By Radhika Viswanathan
Brooklyn College students are typically unfazed at the sight of large production trucks and trailers parked on Bedford Avenue, or signs that display another school’s name hanging from the banners on the campus quad.
From 9 am to 3 pm on Thursday, Dec. 7, trucks, a film crew, and “George Mason University” signs were brought to the campus courtesy of The Americans, a television show on FX. While students were happy that it would bring visibility—and presumably money—to the Brooklyn College campus, they also felt inconvenienced by the production staff preventing them from walking across the East Quad.
The show takes place in 1980’s Washington D.C., during the Reagan administration and the end of the Cold War, but it’s filmed in New York City. Brooklyn College’s campus was used for scenes that took place at George Mason University in Fairfax, Virginia.
“When we look for locations, we have to find places in the city that look more suburban,” said one of the production assistants, who asked not to be named. “So since this scene is taking place at a university, we had to find a college campus that’s pretty, with open space.”
In order for a company to obtain permission to film on campus, they must coordinate with an administrative events specialist. These requests are then reviewed and approved by a group of senior campus administrative members, which include the senior vice president for finance and administration, the chief of public safety, the assistant vice president of facilities, the dean of student affairs, and the assistant vice president of communications and marketing.
According to a spokesperson for the Office of Communications & Marketing, the money the college gets for being a film location goes into the Auxiliary Enterprise Corporation Fund. “[The Fund] is used to support various campus initiatives,” the spokesperson said. “For example, auxiliary enterprise funds were used to pay for the 2017 commencement ceremonies at Barclay’s Center.”
Giselle Thomas was trying to access the Bedford Avenue entrance into Boylan Hall when a production assistant redirected her. “Now I have to walk outside all the way around to enter Boylan,” said Thomas, who is a high school student at the Brooklyn College Academy. “It just sucks because I’m already running late to class.”
Because students did not receive an email or any other correspondence from the college notifying them of the filming, they were not able to ensure they could plan around this inconvenience and come earlier to campus.
“It’s just that we’re students, it’s finals, we pay to be here and campus is students’ home away from home,” said Brooklyn College student Chloe Combs. “And right now we have some random film crew telling us where and when we can walk into buildings for our classes.”
A majority of the inconvenience for students was due to the fact that the trucks and trailers were blocking parking spaces. “This morning, I actually woke up early to study and get some work done before heading to class,” Brooklyn College student Bryan K. said. “But because it took me so long to find parking with all the film trucks and catering trucks, I wasn’t able to do so.”

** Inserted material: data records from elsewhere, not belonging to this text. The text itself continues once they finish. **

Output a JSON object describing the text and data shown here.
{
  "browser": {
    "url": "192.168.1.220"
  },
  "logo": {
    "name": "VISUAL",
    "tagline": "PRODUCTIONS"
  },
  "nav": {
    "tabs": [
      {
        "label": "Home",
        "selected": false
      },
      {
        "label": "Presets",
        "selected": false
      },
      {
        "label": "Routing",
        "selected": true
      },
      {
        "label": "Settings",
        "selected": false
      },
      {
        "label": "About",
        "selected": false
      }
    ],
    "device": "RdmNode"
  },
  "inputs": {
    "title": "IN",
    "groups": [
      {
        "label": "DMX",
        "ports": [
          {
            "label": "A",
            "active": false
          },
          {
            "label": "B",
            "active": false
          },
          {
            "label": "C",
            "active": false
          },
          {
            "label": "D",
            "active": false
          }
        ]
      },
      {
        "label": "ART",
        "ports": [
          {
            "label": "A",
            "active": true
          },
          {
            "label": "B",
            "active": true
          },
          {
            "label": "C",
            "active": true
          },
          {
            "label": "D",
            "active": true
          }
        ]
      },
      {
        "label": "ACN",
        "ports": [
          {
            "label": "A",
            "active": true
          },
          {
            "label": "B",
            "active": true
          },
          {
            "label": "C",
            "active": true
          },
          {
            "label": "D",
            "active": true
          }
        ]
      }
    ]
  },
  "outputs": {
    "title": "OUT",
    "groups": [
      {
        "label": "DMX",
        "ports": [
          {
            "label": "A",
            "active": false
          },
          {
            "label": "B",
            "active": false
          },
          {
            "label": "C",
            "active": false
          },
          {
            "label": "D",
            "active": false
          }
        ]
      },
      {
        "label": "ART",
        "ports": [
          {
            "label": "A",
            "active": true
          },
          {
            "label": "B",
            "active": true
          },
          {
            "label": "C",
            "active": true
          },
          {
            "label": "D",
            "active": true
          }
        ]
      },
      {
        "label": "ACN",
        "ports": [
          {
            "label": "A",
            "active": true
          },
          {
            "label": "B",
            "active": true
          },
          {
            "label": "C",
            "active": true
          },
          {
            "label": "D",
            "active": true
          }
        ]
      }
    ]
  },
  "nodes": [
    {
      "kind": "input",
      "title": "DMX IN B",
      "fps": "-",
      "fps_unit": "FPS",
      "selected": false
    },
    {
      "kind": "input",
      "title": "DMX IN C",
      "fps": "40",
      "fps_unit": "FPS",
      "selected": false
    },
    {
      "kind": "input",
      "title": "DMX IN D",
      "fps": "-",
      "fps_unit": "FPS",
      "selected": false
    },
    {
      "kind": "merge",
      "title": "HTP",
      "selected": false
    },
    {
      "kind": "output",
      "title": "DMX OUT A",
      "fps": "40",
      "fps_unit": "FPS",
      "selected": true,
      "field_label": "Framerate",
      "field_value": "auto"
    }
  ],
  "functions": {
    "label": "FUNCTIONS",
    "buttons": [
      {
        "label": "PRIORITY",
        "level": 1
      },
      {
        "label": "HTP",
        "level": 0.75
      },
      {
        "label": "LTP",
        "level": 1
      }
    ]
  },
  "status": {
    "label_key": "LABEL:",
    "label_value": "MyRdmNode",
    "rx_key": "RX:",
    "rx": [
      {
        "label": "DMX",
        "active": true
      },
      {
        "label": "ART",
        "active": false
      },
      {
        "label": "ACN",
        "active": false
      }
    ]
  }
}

Parking by the college is already a challenge, even without the extra vehicles lining the streets. However, because film companies request parking spaces through the Mayor’s Office, Brooklyn College does not have jurisdiction to keep spaces free for student parking.
The production assistants were generally sympathetic towards the students. “Most students do listen when I tell them they can’t walk through,” one said. “But y’all are doing finals and some people are like crazed, running to classes, so I understand that it’s an inconvenience to be diverted.”
Many students were wondering why they couldn’t simply walk across in the background during filming, essentially playing the roles of extras. After all, the set is supposed to be a typical college campus. As Brooklyn College student Michal Slowik posted in the “BC: In the Know 2” Facebook group, “They’re importing college students from other colleges across the country to act as college students while preventing us from going about our day on our college campus.”
However, according to another production assistant, the extras are not only paid, but also dressed in specific period clothing in accordance with the T.V. show’s setting. Therefore, they were required to keep a tight control on who was in the background during filming.
But in typical Brooklyn College fashion, not all students were willing to take these orders lying down. “I actually walked right through one of their ‘guards’ and she yelled. ‘Hey you can’t go there!’ and I’m like ‘I just did,’” Slowik posted, yielding several “laughing” reactions.
At the end of the day, the filming was merely a minor inconvenience for students, most of whom were happy that their campus would be on the T.V. screen. “I think it’s great for the school,” Bryan K. said. “That we get to show off the aesthetic value of our campus.”
“In retrospect, it doesn’t really bother me,” said Combs a few hours after the film crew had left campus. “I just wish I had been notified.”
“Depending on the nature of the shoot, we notify the parties involved,” the Brooklyn College spokesperson said. “As we schedule bigger and more complex shoots, we are determining the best method to notify the campus community.”